*Exercise details*:
Copy the entries below exactly. Images do not belong in the copy.
Entries provided below:
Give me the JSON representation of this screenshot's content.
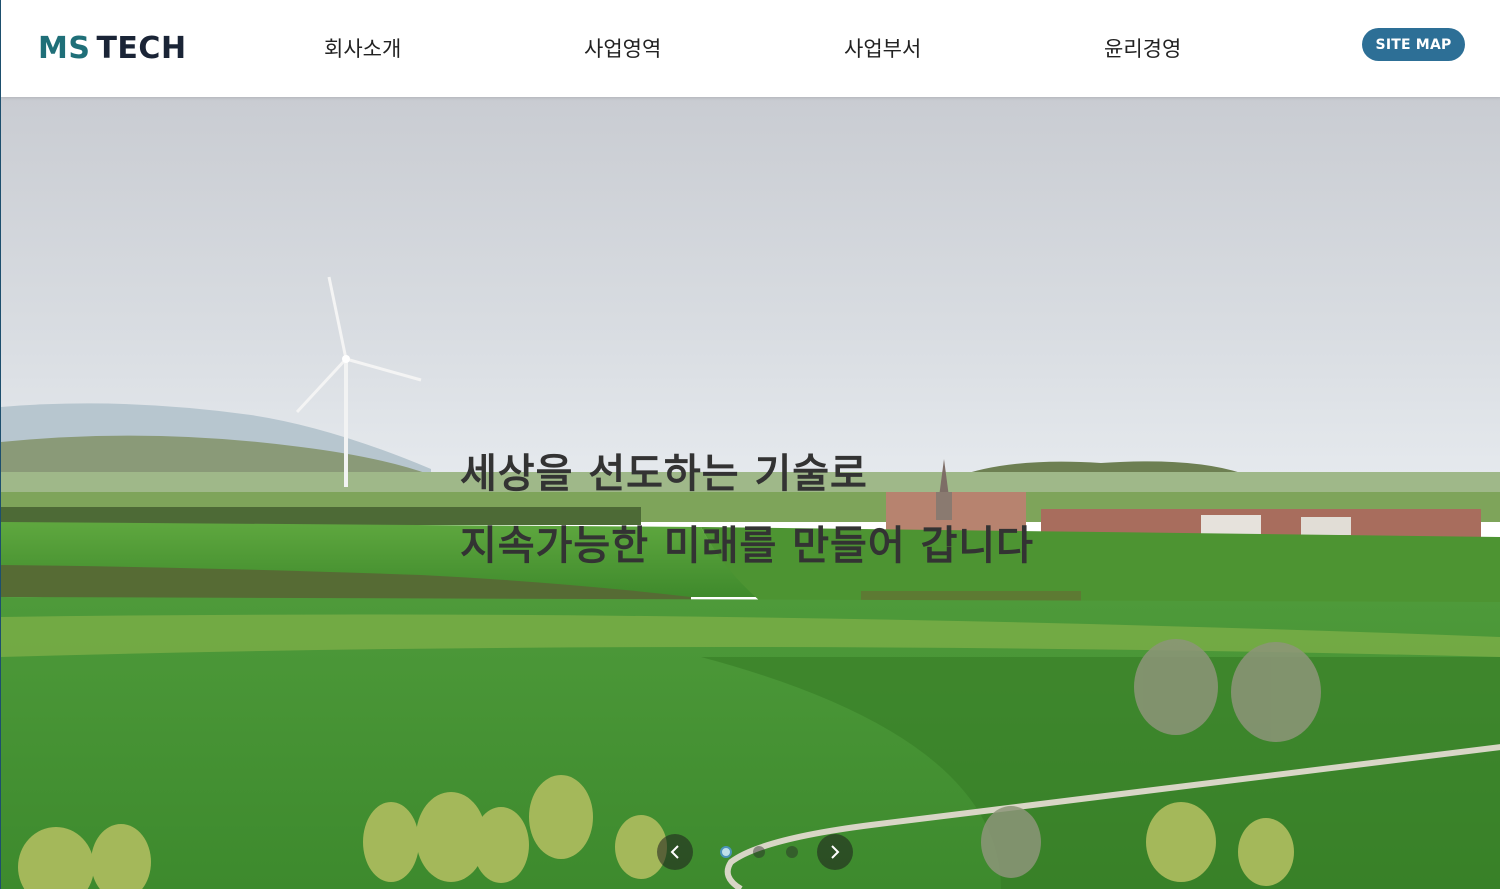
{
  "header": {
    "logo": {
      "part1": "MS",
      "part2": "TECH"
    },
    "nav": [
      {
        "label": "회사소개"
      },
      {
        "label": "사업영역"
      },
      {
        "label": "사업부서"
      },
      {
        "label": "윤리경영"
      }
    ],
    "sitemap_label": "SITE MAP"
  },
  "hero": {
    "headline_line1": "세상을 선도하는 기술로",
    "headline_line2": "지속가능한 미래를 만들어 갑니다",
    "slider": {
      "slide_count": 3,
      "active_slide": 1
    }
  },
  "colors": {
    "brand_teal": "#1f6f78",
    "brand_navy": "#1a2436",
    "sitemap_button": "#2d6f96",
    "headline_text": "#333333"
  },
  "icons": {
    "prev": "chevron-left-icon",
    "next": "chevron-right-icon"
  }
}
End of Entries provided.
*Answer to the exercise*:
Give me the JSON representation of this screenshot's content.
{
  "header": {
    "logo": {
      "part1": "MS",
      "part2": "TECH"
    },
    "nav": [
      {
        "label": "회사소개"
      },
      {
        "label": "사업영역"
      },
      {
        "label": "사업부서"
      },
      {
        "label": "윤리경영"
      }
    ],
    "sitemap_label": "SITE MAP"
  },
  "hero": {
    "headline_line1": "세상을 선도하는 기술로",
    "headline_line2": "지속가능한 미래를 만들어 갑니다",
    "slider": {
      "slide_count": 3,
      "active_slide": 1
    }
  },
  "colors": {
    "brand_teal": "#1f6f78",
    "brand_navy": "#1a2436",
    "sitemap_button": "#2d6f96",
    "headline_text": "#333333"
  },
  "icons": {
    "prev": "chevron-left-icon",
    "next": "chevron-right-icon"
  }
}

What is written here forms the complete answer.